*Work task*: Nothing in the records may be dropped. Retype them all exactly.

Records below:

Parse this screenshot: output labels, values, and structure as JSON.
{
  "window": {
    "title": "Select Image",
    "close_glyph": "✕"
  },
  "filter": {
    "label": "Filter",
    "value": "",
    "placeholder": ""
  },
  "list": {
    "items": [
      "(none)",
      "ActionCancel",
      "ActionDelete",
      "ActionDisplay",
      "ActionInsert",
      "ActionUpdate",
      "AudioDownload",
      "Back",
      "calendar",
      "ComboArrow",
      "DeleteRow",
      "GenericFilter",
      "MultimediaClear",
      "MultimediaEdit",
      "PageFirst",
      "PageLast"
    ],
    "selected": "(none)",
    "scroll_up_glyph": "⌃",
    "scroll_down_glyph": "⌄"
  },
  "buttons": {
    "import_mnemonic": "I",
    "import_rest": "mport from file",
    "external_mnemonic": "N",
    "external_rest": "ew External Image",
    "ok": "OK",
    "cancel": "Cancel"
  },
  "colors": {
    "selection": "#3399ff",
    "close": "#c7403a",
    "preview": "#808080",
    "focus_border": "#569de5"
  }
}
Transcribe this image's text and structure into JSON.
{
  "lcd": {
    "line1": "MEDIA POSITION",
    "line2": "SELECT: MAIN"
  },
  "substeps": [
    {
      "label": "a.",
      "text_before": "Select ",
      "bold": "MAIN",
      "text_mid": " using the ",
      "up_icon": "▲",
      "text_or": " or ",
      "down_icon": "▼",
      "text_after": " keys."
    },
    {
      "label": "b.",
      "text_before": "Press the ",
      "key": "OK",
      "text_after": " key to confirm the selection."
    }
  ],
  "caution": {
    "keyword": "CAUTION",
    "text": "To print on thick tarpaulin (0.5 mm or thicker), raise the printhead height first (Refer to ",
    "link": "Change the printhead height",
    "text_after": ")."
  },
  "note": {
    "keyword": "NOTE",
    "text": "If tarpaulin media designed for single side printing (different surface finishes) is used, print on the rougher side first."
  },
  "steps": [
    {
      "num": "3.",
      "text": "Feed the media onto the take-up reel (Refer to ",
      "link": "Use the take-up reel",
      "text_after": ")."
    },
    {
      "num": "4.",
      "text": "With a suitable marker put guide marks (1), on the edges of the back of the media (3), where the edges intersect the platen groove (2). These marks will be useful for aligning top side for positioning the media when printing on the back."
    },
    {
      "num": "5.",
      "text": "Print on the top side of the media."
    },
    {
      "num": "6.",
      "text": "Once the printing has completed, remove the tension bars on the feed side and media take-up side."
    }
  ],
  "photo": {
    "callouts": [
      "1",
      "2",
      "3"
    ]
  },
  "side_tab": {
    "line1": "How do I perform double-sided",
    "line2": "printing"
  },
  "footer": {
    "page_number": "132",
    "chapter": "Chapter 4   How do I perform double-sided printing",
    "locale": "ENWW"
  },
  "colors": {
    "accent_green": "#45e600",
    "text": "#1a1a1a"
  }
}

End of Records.

*Expected output*:
Parse this screenshot: output labels, values, and structure as JSON.
{
  "window": {
    "title": "Select Image",
    "close_glyph": "✕"
  },
  "filter": {
    "label": "Filter",
    "value": "",
    "placeholder": ""
  },
  "list": {
    "items": [
      "(none)",
      "ActionCancel",
      "ActionDelete",
      "ActionDisplay",
      "ActionInsert",
      "ActionUpdate",
      "AudioDownload",
      "Back",
      "calendar",
      "ComboArrow",
      "DeleteRow",
      "GenericFilter",
      "MultimediaClear",
      "MultimediaEdit",
      "PageFirst",
      "PageLast"
    ],
    "selected": "(none)",
    "scroll_up_glyph": "⌃",
    "scroll_down_glyph": "⌄"
  },
  "buttons": {
    "import_mnemonic": "I",
    "import_rest": "mport from file",
    "external_mnemonic": "N",
    "external_rest": "ew External Image",
    "ok": "OK",
    "cancel": "Cancel"
  },
  "colors": {
    "selection": "#3399ff",
    "close": "#c7403a",
    "preview": "#808080",
    "focus_border": "#569de5"
  }
}
Transcribe this image's text and structure into JSON.
{
  "lcd": {
    "line1": "MEDIA POSITION",
    "line2": "SELECT: MAIN"
  },
  "substeps": [
    {
      "label": "a.",
      "text_before": "Select ",
      "bold": "MAIN",
      "text_mid": " using the ",
      "up_icon": "▲",
      "text_or": " or ",
      "down_icon": "▼",
      "text_after": " keys."
    },
    {
      "label": "b.",
      "text_before": "Press the ",
      "key": "OK",
      "text_after": " key to confirm the selection."
    }
  ],
  "caution": {
    "keyword": "CAUTION",
    "text": "To print on thick tarpaulin (0.5 mm or thicker), raise the printhead height first (Refer to ",
    "link": "Change the printhead height",
    "text_after": ")."
  },
  "note": {
    "keyword": "NOTE",
    "text": "If tarpaulin media designed for single side printing (different surface finishes) is used, print on the rougher side first."
  },
  "steps": [
    {
      "num": "3.",
      "text": "Feed the media onto the take-up reel (Refer to ",
      "link": "Use the take-up reel",
      "text_after": ")."
    },
    {
      "num": "4.",
      "text": "With a suitable marker put guide marks (1), on the edges of the back of the media (3), where the edges intersect the platen groove (2). These marks will be useful for aligning top side for positioning the media when printing on the back."
    },
    {
      "num": "5.",
      "text": "Print on the top side of the media."
    },
    {
      "num": "6.",
      "text": "Once the printing has completed, remove the tension bars on the feed side and media take-up side."
    }
  ],
  "photo": {
    "callouts": [
      "1",
      "2",
      "3"
    ]
  },
  "side_tab": {
    "line1": "How do I perform double-sided",
    "line2": "printing"
  },
  "footer": {
    "page_number": "132",
    "chapter": "Chapter 4   How do I perform double-sided printing",
    "locale": "ENWW"
  },
  "colors": {
    "accent_green": "#45e600",
    "text": "#1a1a1a"
  }
}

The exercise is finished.